◆ **Material provided**
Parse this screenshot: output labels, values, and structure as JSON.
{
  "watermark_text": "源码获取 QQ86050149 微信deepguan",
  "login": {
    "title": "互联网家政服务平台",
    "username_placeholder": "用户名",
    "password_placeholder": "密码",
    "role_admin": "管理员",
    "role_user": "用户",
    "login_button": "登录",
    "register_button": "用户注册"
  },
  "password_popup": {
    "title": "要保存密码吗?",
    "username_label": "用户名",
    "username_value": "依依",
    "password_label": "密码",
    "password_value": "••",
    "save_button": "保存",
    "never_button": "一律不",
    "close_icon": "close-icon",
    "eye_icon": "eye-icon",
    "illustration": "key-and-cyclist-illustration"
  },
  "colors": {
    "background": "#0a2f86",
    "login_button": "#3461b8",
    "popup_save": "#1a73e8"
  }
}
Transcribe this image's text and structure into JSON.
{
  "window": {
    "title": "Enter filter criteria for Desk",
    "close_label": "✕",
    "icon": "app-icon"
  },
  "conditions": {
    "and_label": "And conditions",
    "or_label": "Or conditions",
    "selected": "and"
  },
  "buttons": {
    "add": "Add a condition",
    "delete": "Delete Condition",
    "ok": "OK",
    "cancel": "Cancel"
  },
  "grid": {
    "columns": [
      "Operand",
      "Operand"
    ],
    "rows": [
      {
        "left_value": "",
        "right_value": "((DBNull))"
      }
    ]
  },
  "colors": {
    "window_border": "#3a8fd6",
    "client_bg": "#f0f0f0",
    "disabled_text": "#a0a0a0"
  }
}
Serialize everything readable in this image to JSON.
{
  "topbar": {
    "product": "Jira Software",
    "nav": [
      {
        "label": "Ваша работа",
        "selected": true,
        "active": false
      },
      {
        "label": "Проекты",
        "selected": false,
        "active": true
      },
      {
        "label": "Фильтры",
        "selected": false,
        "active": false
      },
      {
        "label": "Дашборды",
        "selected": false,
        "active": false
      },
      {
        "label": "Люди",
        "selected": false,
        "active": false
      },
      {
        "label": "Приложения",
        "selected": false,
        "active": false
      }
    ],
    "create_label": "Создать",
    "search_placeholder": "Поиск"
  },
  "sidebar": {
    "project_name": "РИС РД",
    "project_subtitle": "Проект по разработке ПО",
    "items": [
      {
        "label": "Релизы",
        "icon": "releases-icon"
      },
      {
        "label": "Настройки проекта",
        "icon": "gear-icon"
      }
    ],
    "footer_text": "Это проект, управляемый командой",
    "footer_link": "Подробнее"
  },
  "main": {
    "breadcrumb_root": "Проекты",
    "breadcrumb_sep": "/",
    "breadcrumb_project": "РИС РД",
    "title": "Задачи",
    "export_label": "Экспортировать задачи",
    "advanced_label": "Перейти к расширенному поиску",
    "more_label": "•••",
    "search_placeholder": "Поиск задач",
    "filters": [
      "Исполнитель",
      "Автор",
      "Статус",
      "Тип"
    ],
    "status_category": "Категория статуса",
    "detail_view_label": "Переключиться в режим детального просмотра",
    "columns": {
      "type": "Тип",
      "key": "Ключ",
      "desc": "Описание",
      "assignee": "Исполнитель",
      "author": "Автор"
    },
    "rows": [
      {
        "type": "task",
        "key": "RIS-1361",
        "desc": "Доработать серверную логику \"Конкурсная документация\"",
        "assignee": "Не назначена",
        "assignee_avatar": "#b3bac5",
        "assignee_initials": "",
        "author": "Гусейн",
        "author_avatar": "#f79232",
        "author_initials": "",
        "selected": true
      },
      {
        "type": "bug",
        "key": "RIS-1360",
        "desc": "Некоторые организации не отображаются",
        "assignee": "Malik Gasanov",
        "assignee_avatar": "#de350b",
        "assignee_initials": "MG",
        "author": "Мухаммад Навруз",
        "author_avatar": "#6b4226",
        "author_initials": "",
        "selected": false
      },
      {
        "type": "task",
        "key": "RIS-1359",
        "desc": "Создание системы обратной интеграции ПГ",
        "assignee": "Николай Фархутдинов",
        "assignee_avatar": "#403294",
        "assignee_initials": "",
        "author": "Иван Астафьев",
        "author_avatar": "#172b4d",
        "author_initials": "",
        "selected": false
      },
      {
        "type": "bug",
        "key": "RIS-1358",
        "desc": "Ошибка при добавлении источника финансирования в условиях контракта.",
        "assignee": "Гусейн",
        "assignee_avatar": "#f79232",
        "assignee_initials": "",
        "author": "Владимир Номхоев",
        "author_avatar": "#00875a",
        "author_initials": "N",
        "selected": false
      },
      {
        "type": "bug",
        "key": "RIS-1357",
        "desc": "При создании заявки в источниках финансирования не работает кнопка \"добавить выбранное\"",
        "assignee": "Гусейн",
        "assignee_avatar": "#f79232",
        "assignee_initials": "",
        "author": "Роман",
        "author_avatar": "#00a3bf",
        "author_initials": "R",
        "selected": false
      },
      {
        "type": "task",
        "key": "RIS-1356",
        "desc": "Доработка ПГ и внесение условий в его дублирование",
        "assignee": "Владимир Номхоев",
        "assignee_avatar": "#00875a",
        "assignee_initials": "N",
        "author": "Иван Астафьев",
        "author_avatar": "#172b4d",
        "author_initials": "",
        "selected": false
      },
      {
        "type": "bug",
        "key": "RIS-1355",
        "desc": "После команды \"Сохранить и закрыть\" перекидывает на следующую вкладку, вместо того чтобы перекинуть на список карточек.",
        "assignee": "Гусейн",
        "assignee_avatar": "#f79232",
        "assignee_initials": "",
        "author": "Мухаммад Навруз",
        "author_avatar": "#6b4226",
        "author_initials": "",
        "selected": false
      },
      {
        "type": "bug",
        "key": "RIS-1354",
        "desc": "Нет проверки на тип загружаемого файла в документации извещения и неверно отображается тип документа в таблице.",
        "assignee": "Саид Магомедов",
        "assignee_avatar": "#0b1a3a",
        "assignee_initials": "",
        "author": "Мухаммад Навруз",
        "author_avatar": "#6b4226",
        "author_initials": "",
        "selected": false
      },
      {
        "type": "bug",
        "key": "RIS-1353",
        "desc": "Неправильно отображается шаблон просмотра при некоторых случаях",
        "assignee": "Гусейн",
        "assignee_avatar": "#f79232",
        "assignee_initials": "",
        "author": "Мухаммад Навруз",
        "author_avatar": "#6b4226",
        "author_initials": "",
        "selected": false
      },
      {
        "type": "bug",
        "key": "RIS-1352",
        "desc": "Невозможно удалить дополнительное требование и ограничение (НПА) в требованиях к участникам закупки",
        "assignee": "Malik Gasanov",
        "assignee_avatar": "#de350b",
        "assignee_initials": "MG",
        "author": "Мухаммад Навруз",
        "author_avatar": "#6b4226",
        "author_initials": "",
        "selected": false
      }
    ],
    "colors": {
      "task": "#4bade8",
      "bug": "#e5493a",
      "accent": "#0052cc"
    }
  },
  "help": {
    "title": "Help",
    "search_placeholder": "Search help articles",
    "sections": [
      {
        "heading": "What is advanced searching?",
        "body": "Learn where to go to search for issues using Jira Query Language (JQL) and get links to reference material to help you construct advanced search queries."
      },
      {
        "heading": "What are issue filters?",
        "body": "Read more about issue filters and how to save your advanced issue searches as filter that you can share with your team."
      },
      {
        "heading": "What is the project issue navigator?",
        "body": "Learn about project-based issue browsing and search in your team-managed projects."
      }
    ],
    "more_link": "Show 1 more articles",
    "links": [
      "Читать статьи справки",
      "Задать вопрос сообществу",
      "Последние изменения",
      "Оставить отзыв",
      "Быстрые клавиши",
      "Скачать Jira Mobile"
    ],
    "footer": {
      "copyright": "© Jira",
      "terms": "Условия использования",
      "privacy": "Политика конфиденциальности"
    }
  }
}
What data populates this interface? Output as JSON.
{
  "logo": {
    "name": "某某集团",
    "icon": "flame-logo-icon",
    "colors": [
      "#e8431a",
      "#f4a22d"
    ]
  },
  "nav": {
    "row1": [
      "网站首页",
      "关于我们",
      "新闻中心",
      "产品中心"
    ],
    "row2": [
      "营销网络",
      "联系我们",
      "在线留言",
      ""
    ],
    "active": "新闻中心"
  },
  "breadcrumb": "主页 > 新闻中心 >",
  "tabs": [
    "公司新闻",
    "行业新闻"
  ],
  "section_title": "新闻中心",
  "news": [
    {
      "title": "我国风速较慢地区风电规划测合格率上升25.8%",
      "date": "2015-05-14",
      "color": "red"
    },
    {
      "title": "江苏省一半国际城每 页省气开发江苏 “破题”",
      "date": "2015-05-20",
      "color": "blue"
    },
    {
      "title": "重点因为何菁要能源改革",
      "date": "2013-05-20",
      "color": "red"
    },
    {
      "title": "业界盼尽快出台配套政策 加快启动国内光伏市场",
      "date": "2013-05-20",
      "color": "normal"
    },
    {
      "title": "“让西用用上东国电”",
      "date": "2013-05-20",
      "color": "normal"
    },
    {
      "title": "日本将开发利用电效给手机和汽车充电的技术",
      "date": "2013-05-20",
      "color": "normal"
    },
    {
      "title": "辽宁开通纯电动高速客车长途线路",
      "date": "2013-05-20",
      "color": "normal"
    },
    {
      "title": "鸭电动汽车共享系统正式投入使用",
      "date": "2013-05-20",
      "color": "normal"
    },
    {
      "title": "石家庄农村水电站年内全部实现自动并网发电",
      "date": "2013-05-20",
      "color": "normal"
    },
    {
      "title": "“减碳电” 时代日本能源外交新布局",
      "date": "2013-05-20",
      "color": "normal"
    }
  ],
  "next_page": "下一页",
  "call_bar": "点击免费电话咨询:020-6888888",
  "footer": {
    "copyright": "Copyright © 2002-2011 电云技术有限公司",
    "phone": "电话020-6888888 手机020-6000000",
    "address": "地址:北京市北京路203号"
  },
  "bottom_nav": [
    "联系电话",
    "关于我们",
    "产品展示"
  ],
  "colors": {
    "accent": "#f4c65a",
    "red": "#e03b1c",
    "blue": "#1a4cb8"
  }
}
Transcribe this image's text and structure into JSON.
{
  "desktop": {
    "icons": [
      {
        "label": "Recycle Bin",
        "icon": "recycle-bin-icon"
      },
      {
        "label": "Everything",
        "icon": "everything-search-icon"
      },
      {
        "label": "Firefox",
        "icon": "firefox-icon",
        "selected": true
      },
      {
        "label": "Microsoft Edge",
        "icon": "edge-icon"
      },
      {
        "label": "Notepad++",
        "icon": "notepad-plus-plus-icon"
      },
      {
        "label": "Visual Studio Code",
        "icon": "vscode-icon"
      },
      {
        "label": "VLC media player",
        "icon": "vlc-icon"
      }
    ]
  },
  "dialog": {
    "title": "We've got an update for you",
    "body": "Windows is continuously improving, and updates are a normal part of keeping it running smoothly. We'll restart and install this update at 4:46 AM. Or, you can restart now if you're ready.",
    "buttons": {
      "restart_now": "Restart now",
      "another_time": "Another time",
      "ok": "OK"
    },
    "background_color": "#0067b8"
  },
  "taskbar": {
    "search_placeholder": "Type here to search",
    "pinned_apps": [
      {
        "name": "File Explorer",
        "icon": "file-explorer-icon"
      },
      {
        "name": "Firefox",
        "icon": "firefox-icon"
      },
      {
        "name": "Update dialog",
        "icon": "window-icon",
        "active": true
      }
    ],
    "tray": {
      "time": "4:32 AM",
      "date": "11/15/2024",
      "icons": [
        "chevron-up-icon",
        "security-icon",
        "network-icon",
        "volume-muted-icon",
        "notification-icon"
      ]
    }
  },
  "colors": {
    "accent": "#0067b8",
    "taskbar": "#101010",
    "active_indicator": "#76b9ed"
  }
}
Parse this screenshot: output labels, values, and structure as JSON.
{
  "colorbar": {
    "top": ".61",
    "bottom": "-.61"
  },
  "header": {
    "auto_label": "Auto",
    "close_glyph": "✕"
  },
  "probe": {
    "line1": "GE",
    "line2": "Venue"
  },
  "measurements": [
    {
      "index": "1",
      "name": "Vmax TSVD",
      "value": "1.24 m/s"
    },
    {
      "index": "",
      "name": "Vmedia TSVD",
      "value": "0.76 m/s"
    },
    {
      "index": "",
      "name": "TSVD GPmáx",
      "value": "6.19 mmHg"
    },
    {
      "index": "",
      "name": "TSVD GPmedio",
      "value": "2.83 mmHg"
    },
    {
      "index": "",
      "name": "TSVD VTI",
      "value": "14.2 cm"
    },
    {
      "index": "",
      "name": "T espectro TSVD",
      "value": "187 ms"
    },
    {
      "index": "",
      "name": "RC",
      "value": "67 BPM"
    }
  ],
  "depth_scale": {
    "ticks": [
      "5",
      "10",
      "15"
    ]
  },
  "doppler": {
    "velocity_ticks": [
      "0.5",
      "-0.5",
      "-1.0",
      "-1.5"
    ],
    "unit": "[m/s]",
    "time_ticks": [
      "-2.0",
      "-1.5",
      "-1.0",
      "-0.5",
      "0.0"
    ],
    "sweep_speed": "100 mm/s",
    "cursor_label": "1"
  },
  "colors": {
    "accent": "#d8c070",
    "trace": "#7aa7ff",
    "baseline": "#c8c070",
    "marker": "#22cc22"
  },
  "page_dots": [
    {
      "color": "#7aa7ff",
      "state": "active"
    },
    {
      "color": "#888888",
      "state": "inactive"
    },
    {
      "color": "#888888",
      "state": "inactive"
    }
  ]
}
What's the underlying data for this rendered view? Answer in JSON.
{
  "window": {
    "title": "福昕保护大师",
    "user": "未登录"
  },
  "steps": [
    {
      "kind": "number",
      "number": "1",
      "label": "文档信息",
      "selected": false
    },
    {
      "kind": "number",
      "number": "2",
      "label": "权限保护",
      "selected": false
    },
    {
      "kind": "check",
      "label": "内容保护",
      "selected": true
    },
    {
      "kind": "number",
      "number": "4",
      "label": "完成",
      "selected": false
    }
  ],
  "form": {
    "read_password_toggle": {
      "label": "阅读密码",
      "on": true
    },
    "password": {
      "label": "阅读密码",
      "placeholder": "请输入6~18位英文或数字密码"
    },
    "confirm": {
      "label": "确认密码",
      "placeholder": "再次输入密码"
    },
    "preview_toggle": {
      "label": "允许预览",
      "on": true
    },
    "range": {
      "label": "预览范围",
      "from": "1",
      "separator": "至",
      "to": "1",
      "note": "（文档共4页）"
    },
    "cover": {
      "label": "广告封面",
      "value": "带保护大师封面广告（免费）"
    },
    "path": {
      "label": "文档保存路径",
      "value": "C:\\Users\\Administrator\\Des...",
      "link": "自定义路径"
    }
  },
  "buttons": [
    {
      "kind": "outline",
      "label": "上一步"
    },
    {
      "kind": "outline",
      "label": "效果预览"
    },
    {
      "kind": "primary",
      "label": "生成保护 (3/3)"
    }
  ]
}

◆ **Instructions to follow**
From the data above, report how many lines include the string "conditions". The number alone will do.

◆ **Solution below**
3